Life takes the closely knit Harrisong clan, first introduced in Deliver Us From Normal (2005), about as far from “normal” as it's possible to get in this wild sequel set three years later. Glum teenage narrator
Charles realizes a dream when he sells an article about his family's earlier experiences to a magazine.
However, the dream turns nightmarish when lawyers descend, first threatening to sue over his disparaging picture of the Bargain Bonanza chain store, then suddenly changing their tune and railroading the panicked Harrisongs into agreeing to front a new line of NormalWear and other shoddy products. Instant sensations, the junky goods propel the Harrisongs into international celebrity, whisking them from their rickety houseboat, the S.S. O'Migosh, to a penthouse condo and a whirl of limos and photo shoots. It all looks glamorous at first, but the Harrisongs soon discover a seamier side to contract slavery. Complicated by suddenly locked doors and trumped-up accusations of child abuse, they contrive a baroque, unlikely but satisfyingly successful escape. Readers will be pleased to see this simple, loving family weather the perils of almost comically exaggerated success to land on its feet. (Fiction. 11-13)
At the end of the first novel about Charles and his family (Deliver Us from Normal, rev. 7/05), the Harrisongs move to a decrepit houseboat; this sequel picks up two years later.

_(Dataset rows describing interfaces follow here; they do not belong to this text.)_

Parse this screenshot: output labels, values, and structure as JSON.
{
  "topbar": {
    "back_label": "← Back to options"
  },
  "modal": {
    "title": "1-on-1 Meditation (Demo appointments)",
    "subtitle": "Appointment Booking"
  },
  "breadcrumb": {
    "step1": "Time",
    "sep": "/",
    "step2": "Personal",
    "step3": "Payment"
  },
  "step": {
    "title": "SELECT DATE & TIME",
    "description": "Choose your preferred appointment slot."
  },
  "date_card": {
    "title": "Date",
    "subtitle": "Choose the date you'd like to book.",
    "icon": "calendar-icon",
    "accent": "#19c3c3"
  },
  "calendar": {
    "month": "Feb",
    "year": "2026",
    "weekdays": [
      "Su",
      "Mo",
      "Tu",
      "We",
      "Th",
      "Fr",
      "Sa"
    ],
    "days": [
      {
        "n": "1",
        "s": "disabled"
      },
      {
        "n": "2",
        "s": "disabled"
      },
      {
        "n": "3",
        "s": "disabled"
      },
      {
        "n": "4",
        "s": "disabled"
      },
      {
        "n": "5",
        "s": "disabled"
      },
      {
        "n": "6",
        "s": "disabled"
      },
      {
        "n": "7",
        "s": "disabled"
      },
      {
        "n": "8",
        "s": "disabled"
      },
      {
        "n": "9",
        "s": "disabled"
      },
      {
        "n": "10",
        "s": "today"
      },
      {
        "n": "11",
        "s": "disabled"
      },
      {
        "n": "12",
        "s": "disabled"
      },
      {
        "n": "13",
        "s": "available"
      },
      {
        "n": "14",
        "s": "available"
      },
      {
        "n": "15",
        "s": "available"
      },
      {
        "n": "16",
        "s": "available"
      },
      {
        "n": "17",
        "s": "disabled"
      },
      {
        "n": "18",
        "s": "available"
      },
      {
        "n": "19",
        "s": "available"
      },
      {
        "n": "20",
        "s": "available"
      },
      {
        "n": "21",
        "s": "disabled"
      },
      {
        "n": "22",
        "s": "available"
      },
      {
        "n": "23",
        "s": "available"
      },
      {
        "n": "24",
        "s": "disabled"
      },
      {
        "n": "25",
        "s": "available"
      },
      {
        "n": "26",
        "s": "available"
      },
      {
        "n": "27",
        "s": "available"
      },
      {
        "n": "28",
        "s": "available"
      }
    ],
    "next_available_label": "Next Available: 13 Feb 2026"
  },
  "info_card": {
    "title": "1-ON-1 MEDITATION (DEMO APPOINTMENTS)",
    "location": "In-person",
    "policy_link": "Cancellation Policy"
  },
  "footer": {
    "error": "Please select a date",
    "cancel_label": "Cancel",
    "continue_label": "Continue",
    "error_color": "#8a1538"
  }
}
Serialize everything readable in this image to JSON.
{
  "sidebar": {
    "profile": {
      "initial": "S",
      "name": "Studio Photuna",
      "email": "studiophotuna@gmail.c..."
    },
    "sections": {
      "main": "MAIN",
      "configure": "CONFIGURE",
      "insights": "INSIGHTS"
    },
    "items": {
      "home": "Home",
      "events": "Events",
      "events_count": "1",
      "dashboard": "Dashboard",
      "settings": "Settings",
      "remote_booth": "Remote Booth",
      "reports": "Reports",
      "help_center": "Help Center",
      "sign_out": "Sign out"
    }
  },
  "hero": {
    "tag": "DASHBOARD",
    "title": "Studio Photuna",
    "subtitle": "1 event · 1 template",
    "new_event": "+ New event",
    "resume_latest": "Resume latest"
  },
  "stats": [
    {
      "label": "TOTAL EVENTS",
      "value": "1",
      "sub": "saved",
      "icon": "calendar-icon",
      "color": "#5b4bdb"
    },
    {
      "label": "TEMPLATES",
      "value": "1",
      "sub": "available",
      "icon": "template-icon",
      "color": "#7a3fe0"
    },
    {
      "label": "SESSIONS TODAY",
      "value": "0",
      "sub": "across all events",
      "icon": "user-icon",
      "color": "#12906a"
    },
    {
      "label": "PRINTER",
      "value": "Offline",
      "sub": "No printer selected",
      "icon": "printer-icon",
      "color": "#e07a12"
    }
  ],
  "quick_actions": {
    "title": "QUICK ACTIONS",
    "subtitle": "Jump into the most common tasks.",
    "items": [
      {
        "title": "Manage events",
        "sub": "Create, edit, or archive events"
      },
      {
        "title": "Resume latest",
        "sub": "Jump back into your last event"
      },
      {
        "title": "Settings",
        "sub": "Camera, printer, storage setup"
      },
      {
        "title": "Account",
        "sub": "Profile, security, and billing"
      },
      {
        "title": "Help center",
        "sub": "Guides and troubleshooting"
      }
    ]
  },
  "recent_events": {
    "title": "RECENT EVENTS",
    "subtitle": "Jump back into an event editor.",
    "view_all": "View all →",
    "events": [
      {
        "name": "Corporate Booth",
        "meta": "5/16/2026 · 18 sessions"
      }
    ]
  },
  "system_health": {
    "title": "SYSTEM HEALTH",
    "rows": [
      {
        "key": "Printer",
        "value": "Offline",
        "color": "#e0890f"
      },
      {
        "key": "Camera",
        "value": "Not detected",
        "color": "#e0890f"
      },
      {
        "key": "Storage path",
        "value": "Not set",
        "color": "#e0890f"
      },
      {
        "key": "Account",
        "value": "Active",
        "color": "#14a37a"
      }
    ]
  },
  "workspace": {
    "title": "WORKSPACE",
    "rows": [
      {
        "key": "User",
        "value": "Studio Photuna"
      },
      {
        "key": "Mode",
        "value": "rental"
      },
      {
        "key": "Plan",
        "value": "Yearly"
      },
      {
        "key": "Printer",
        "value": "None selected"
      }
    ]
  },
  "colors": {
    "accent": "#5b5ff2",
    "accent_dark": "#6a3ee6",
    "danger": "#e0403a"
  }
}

Through an article Charles writes about their experience living on the boat, the Walmart-esque Bargain Bonanza chain blackmails the family into becoming their spokesfamily. The Harrisongs move into a penthouse supplied with all Bargain Bonanza items, from clothing to food, and are paid in Bargain Buckeroos. As the their fame increases, so does the stress on each family member, but for sensitive fourteen-year-old Charles the humiliation is especially exquisite, as he is the spokesman for Cowboy Chaz laxatives. In Charles's agonized yet very funny narration, Kline displays again both her grasp of family relationships and her sharp wit, particularly in creating the tension between the Harrisongs' life of luxury (with limo rides and drawers full of cash) and its underlying worthlessness (since they are living in servitude, and the cash has a picture of Cowboy Cal in the middle). The fast-moving plot is entertaining but may also prompt some serious discussion. S.D.L.
In this quirky sequel to Deliver Us From Normal (2005), precocious 14-year-old Charles Harrisong sells an article to a national magazine describing his working class family's flight from Normal, Illinois, to escape small-town prejudice and live an atypical life aboard a houseboat. The article comes under the scrutiny of superstore Bargain Bonanza, which threatens to sue because of Charles has maligned its clothing in print. The chain agrees to drop the issue if the Harrisongs will promote their new “Normal” brand of sportswear, power tools, and laxatives. Though they are given a rent-free Dallas penthouse and all the “Bonanza Bucks” they can spend, the Harrisongs are unhappy, and they quickly hatch a daring plan to escape the reality television show that has become their life. Riffing on commercialism and the cult of celebrity, Klise's narrative often feels contrived and over the top, but middle-school students who enjoyed the first novel will appreciate this sequel, with an offbeat humor reminiscent of Gordon Korman and David Lubar. Jennifer Hubert
In this sequel to Deliver Us from Normal (Scholastic, 2005), the Harrisongs continue their financial and domestic struggles. Charles, 14, writes an article about his family that gets published in a magazine through chance connections. He then gets sued by Bargain Bonanza, a discount conglomerate, for defamation. As a result of the legal ba